V. V. KRISHNAN

An admirable brief. One geared to giving India a realistic shot at World Cup 2007 and winning Test series abroad. Yet, the first time Chappell looked to execute it, he was stymied by the system. Which begs the question — what really is his brief? Is it to make a new Indian team, to re-engineer a side that had faltered and forgotten, to inspire the genesis of future Indian teams?

Or is it to kow-tow to the system, work within it and make the best of what he gets? And are the two sets of questions mutually exclusive? One of Wright's successes was his ability to find how much he could bend the system, not break it. "I always looked at it this way — the team was selected for me. You didn't get a vote on selection but my job was to ensure as coach they were prepared and performed to the best of their ability."

Harbhajan Singh's outburst that the coach was spreading `fear and insecurity' raises two interesting points. First, how good are Chappell's man-management skills? With coaching being a function of communication, the Australian's rapport with the team is important.-V. V. KRISHNAN

Chappell is his own man. As is Ganguly. The cricketing town is not big enough for both. Which is why the patchy patch-up — "working together in the team's best interests" — that emerged out of the Review Committee seems as if it's held together by chewing gum. The `tenuous truce', as some have called it, is built on a creaky foundation of mistrust that will not go away.

In his email, Chappell has accused Ganguly of being selfish, maximising personal success to the detriment of the team. The 57-year-old has also called the Indian captain's modus operandi one of "divide and rule". On cricketing merit, Ganguly, Chappell claims, falls below the acceptable limit of the performance indicators developed by the support staff. It's more a clash of philosophies than one of cultures.

Clearly, Indian cricket needs the Australian legend more at the moment than the Indian prince.
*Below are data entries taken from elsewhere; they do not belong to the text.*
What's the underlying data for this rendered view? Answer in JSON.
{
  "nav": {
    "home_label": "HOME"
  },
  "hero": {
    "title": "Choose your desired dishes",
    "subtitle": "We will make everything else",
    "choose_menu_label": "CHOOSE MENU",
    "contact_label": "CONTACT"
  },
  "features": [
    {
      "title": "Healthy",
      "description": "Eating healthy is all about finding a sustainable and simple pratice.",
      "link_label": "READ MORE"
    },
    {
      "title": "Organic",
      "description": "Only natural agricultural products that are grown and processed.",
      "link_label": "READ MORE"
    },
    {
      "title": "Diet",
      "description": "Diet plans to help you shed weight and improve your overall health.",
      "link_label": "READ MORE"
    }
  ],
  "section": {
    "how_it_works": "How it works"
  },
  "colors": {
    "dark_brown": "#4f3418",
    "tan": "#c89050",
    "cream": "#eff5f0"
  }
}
Notwithstanding Ganguly's past success, it's time to move on. A fallout of the Review Committee was the accent on performance being the sole criterion for selection — the path for shunting out non-performers has opened. The message to the 33-year-old is one of Chappell's oldest: "perform or perish".
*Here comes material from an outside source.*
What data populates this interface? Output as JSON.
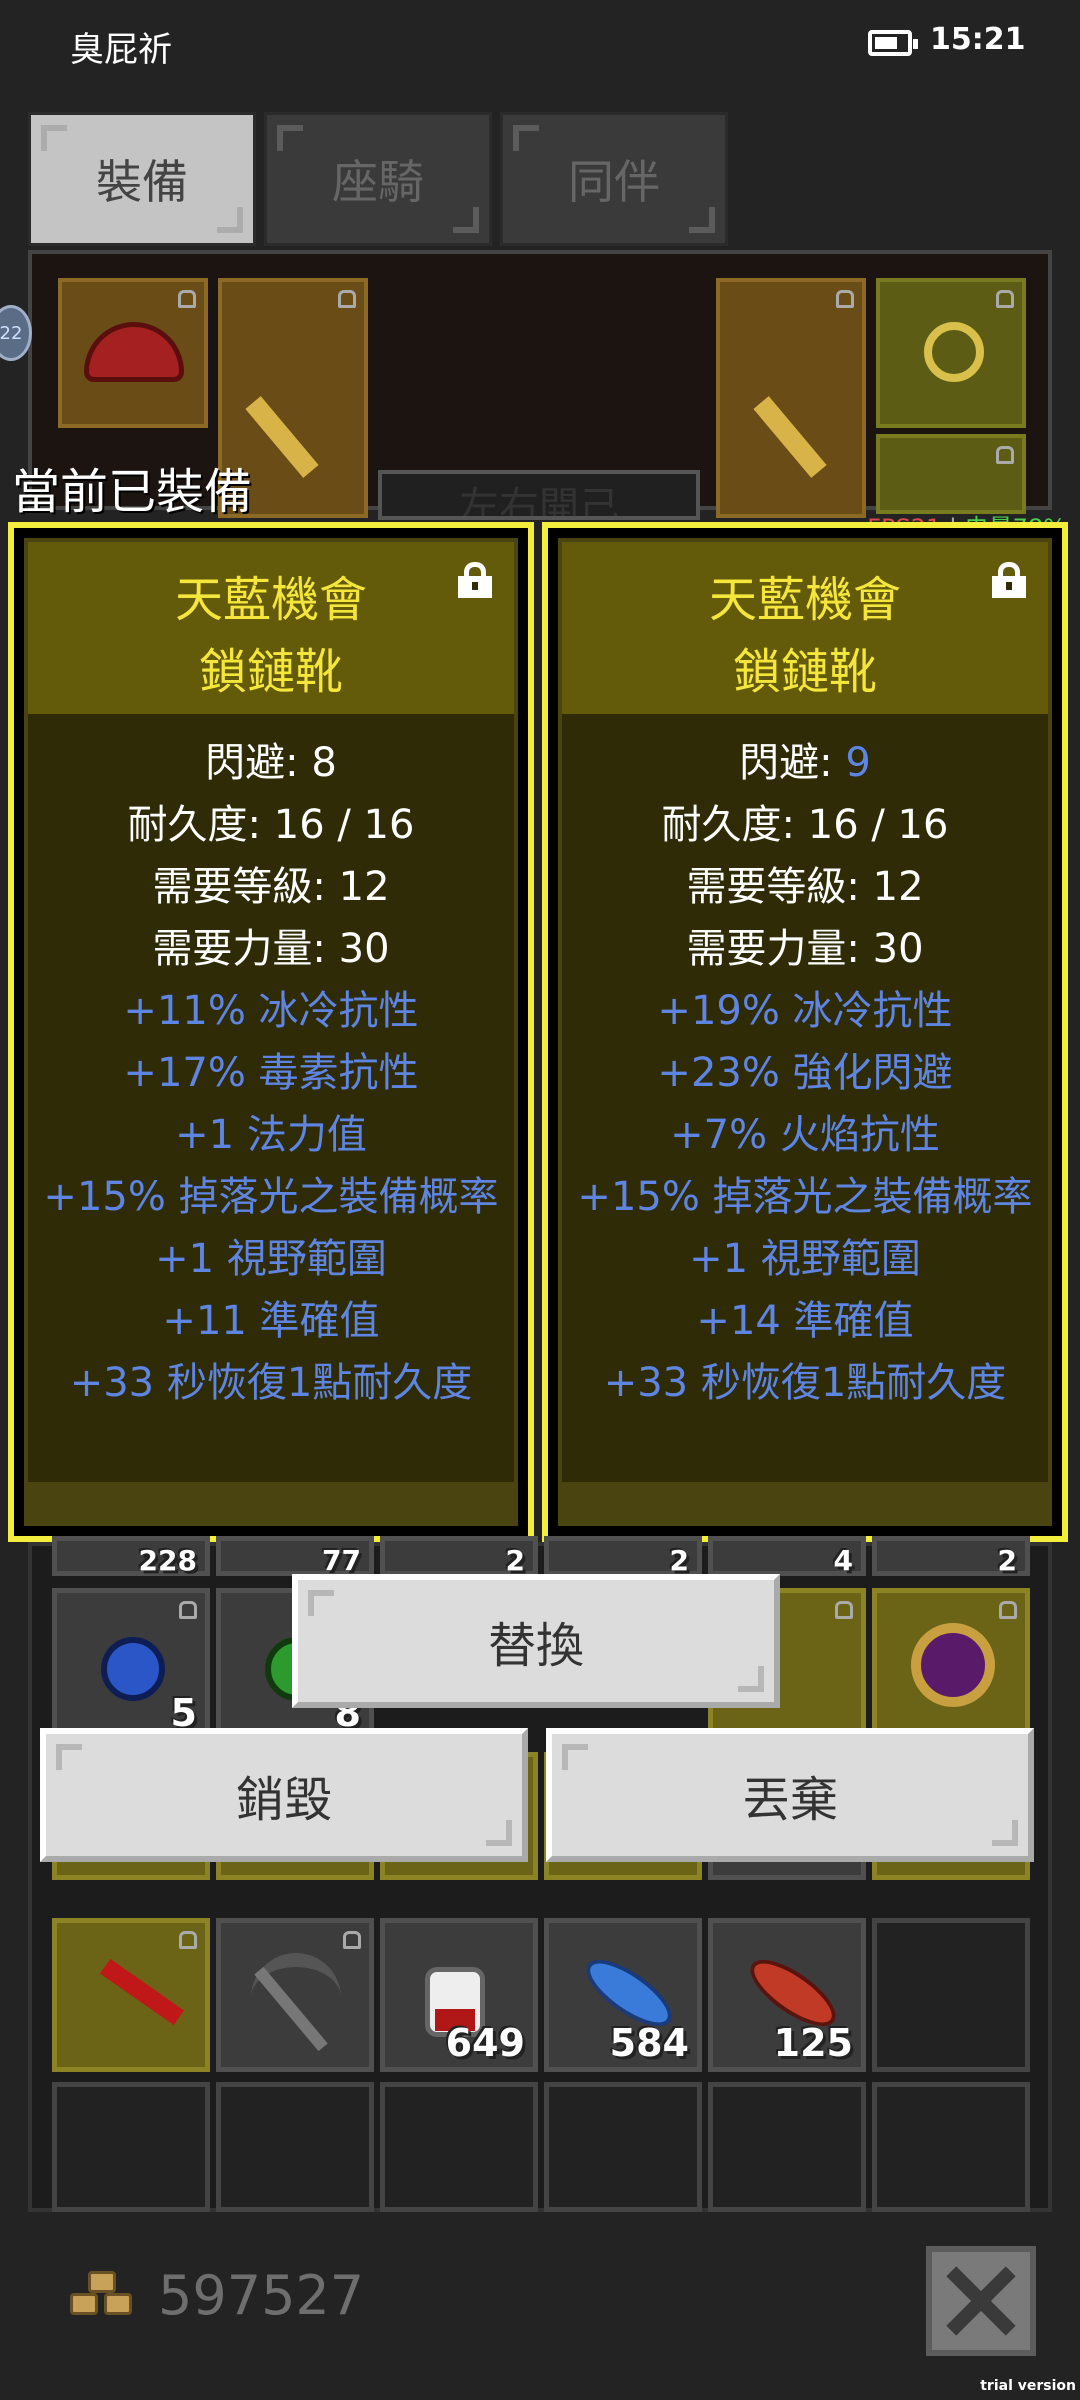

Hard decisions need to be taken in Indian cricket. One pertains to overhauling the side. "I think it puts everyone on notice," Chappell said in a different context early this year to an Australian newspaper when asked about Australia being in a similar position. "It doesn't matter what you have done in the past, it's all about your performance now and looking at the future. A lot of guys in that squad (Australia) will be on the wrong side of thirty by the time the next World Cup rolls around. The selectors can't make half-a-dozen changes in one go.

"History shows they have tapped Allan Border, David Boon, Ian Healy, Steve Waugh, and Mark Waugh on the shoulder and basically told them, `Right ho guys, it's time to move on and let the next generation through.' You've got to freshen up every so often."
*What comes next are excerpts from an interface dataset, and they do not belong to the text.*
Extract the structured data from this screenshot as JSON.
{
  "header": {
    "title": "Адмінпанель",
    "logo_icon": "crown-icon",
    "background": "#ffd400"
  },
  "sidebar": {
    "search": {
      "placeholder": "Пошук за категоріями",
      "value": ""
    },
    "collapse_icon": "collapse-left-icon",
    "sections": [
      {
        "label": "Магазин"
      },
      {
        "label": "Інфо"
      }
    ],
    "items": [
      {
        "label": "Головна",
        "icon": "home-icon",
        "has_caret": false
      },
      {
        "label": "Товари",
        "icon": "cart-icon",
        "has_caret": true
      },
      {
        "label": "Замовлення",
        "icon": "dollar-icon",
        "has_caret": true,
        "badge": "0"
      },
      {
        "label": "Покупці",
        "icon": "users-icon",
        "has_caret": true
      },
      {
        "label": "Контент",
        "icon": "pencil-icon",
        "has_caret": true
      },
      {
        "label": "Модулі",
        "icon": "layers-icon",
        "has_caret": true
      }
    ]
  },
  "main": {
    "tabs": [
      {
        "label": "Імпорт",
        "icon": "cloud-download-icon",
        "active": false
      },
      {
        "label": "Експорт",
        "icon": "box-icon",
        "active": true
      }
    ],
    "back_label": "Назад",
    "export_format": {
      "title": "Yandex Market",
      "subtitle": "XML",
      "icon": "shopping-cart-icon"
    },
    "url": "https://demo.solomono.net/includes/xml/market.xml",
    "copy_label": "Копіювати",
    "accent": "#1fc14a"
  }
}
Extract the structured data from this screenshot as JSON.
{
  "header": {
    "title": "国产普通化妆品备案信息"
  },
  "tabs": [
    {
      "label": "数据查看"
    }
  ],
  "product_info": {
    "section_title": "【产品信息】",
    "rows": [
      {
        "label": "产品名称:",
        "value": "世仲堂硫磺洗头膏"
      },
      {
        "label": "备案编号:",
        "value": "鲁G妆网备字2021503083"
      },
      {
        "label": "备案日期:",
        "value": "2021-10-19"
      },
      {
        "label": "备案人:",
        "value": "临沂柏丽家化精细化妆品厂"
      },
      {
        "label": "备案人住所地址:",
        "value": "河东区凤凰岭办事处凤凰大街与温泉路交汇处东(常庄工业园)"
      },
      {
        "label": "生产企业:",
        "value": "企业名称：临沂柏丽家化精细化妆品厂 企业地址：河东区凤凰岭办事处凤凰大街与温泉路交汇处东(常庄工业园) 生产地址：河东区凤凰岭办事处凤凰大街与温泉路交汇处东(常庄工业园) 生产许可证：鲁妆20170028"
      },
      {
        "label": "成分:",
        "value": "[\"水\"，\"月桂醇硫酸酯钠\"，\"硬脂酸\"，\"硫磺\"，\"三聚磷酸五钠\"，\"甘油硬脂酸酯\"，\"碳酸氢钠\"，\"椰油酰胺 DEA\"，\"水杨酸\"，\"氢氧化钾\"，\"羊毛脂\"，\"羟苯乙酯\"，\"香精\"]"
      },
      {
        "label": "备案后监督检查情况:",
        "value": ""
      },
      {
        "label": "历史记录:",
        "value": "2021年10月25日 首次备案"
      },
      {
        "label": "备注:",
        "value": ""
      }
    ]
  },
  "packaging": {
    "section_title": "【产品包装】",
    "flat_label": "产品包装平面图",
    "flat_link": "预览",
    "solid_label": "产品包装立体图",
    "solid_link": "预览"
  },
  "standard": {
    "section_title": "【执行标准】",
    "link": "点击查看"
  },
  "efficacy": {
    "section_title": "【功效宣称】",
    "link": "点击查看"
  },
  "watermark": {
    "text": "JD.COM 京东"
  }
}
V. V. KRISHNAN

Just two series old, it's too early to judge if Chappell's methods are working or if a majority of the team has bought into his `Commitment to Excellence'. The vision if not translated will sound more like braggadocio, and the man who made centuries in his first and final Tests will need to guard against that. The fleshing out of the vision will call for unpopular measures.

Chappell certainly can't be accused of being soft. Americans might call him a `tough cookie'. If anything some players have indicated he's too tough. Off-spinner Harbhajan Singh's outburst that the coach was spreading "fear and insecurity", while uncalled for, raises two interesting points. First, how good are Chappell's man-management skills? With coaching being a function of communication, the Australian's rapport with the team is important.

But not at the cost of performance. Which leads to the second point — are some of India's cricketers, unaccustomed to the work ethic demanded by the hard taskmaster, laying the ground for his ouster and a return to old comfortable ways? Either way, there is a conflict that must be sorted out. In sport it's often about intent, and the manner in which the BCCI handles this disagreement will shape Indian cricket's future.